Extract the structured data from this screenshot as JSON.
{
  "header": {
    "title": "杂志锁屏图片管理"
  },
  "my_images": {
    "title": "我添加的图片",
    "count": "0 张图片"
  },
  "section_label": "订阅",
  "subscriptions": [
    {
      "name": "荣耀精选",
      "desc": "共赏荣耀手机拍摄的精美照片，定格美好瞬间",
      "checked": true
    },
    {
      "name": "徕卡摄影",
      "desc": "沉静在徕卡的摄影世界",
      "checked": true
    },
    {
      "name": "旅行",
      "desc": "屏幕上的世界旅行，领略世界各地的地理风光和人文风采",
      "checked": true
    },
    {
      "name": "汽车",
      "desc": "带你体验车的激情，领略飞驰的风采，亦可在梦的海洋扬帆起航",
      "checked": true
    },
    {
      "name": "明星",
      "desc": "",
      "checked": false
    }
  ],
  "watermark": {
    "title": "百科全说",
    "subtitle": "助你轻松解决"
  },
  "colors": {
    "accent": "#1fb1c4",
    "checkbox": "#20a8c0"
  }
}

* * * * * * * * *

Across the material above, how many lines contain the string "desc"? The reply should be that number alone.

5